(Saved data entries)
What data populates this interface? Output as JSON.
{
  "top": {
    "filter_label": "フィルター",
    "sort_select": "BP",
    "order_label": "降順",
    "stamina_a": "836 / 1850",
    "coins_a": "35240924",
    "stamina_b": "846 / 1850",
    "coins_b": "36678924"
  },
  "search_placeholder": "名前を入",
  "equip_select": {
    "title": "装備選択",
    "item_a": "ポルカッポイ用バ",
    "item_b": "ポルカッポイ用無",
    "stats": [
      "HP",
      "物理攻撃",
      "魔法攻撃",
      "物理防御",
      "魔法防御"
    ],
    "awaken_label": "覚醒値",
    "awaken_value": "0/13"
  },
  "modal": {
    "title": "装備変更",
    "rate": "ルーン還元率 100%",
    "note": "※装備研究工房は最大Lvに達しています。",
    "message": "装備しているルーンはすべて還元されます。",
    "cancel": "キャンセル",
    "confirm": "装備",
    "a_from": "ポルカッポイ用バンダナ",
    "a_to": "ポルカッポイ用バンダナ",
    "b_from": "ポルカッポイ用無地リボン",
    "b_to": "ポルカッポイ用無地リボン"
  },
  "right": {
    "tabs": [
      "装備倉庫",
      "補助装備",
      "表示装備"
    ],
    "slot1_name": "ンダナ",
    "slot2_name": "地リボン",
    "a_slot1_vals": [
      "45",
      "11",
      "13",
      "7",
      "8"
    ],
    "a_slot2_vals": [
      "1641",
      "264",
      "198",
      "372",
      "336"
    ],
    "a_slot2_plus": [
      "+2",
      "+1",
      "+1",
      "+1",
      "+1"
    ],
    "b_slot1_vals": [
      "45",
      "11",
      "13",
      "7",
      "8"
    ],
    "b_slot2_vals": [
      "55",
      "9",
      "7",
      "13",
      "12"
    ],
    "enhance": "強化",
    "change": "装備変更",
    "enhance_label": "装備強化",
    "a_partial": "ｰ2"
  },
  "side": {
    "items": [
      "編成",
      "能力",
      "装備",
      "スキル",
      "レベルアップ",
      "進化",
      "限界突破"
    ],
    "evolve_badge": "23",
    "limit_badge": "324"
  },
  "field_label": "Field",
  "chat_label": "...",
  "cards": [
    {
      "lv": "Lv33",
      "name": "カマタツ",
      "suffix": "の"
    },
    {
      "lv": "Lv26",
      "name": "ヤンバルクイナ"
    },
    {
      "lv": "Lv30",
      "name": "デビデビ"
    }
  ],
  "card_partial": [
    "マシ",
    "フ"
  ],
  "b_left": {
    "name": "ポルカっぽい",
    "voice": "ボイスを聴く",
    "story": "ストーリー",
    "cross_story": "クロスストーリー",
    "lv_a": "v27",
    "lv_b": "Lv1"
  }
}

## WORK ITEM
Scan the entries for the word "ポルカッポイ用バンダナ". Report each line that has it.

## SOLUTION BELOW
    "a_from": "ポルカッポイ用バンダナ",
    "a_to": "ポルカッポイ用バンダナ",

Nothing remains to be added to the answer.